### Saturday, March 28, 2009

## JSH: Probing composites with quadratic residues idea

I've been thinking still about factoring as my other "pure math" research is as useless as ever in breaking the impasse—mathematicians can choose to ignore any "pure math" result—so I'm thinking more about quadratic residues and how primes will "bump" each other.

Given T a target composite that is the product of two odd primes p_1 and p_2, so T=p_1*p_2, I'm considering

m^2 - T = r

where m^2>T, with m near sqrt(T), but I'm interested in the smaller prime, as there is only roughly a 50% chance that r will be a non-square quadratic residue for BOTH primes, so the math has an out to which I will return.

So consider about 1000 checks, so I'll let m be a function:

m(n)^2 - T = r(n)

where I want it linear, so you'd say, take floor(sqrt(T)) + 1, for m(0), and m(1) would be m(0) + 1, and m(2) = m(1) + 1 and so forth.

For approximately 50% of the cases, p_1 and p_2 will have r itself as a quadratic residue.

In EACH of those cases r < p_1 and r < p_2.

For approximately the other half of cases p_1 will have r itself as a quadratic residue, but for p_2, r mod p_2 will be a perfect square, as the math takes the out.

And in EACH of those cases r < p_1 and r > p_2.

So with your 1000 checks roughly 1/2 of your values for r(n) should be above p_2 and roughly 1/2 should be below.

So you find p_2 in the middle. That is, p_2 is given approximately by the mean, that is r(n)/1000.

With 10000 checks you should get a sharper view of p_2, in what is kind of like a pixelated approach to factoring.

Just an idea as I grasp for straws here. I'm beginning to hate "pure math" as it's so much easier for me to do, while for a practical result, the only thing big enough is factoring. And I'm looking for my third solution to the factoring problem as the other two are just too hard for people to grasp for some reason.

But this one should be easy.

Given T a target composite that is the product of two odd primes p_1 and p_2, so T=p_1*p_2, I'm considering

m^2 - T = r

where m^2>T, with m near sqrt(T), but I'm interested in the smaller prime, as there is only roughly a 50% chance that r will be a non-square quadratic residue for BOTH primes, so the math has an out to which I will return.

So consider about 1000 checks, so I'll let m be a function:

m(n)^2 - T = r(n)

where I want it linear, so you'd say, take floor(sqrt(T)) + 1, for m(0), and m(1) would be m(0) + 1, and m(2) = m(1) + 1 and so forth.

For approximately 50% of the cases, p_1 and p_2 will have r itself as a quadratic residue.

In EACH of those cases r < p_1 and r < p_2.

For approximately the other half of cases p_1 will have r itself as a quadratic residue, but for p_2, r mod p_2 will be a perfect square, as the math takes the out.

And in EACH of those cases r < p_1 and r > p_2.

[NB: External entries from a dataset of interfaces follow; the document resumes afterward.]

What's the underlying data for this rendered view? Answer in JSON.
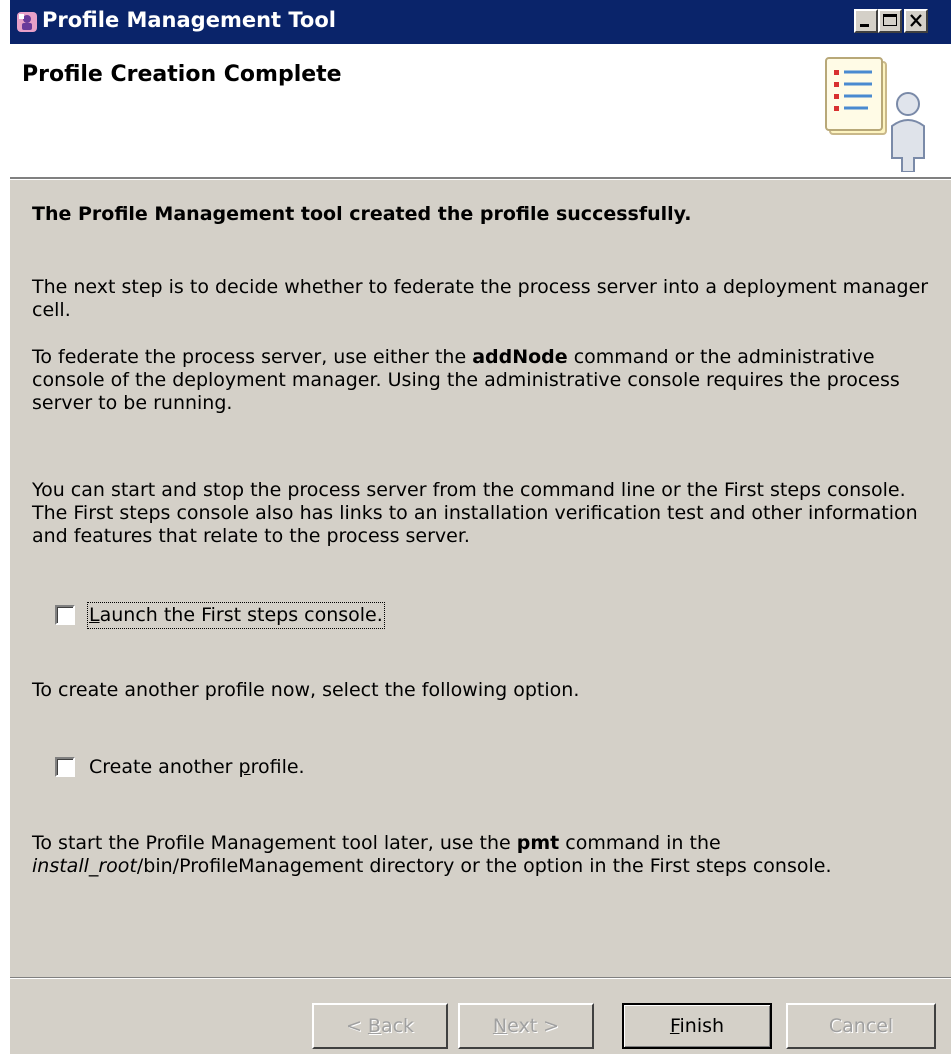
{
  "window": {
    "title": "Profile Management Tool"
  },
  "banner": {
    "title": "Profile Creation Complete",
    "icon": "checklist-person-graphic"
  },
  "content": {
    "headline": "The Profile Management tool created the profile successfully.",
    "p1": "The next step is to decide whether to federate the process server into a deployment manager cell.",
    "p2_before": "To federate the process server, use either the ",
    "p2_cmd": "addNode",
    "p2_after": " command or the administrative console of the deployment manager. Using the administrative console requires the process server to be running.",
    "p3": "You can start and stop the process server from the command line or the First steps console. The First steps console also has links to an installation verification test and other information and features that relate to the process server.",
    "checkbox_first_steps": {
      "label_pre": "",
      "label_mnemonic": "L",
      "label_post": "aunch the First steps console.",
      "checked": false
    },
    "p4": "To create another profile now, select the following option.",
    "checkbox_another": {
      "label_pre": "Create another ",
      "label_mnemonic": "p",
      "label_post": "rofile.",
      "checked": false
    },
    "p5_before": "To start the Profile Management tool later, use the ",
    "p5_cmd": "pmt",
    "p5_mid": " command in the ",
    "p5_italic": "install_root",
    "p5_after": "/bin/ProfileManagement directory or the option in the First steps console."
  },
  "buttons": {
    "back": {
      "pre": "< ",
      "mnemonic": "B",
      "post": "ack",
      "enabled": false
    },
    "next": {
      "pre": "",
      "mnemonic": "N",
      "post": "ext >",
      "enabled": false
    },
    "finish": {
      "pre": "",
      "mnemonic": "F",
      "post": "inish",
      "enabled": true
    },
    "cancel": {
      "label": "Cancel",
      "enabled": false
    }
  },
  "colors": {
    "titlebar": "#0a246a",
    "dialog": "#d4d0c8",
    "disabled_text": "#a0a0a0"
  }
}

So with your 1000 checks roughly 1/2 of your values for r(n) should be above p_2 and roughly 1/2 should be below.

So you find p_2 in the middle. That is, p_2 is given approximately by the mean, that is r(n)/1000.

With 10000 checks you should get a sharper view of p_2, in what is kind of like a pixelated approach to factoring.

Just an idea as I grasp for straws here. I'm beginning to hate "pure math" as it's so much easier for me to do, while for a practical result, the only thing big enough is factoring. And I'm looking for my third solution to the factoring problem as the other two are just too hard for people to grasp for some reason.

But this one should be easy.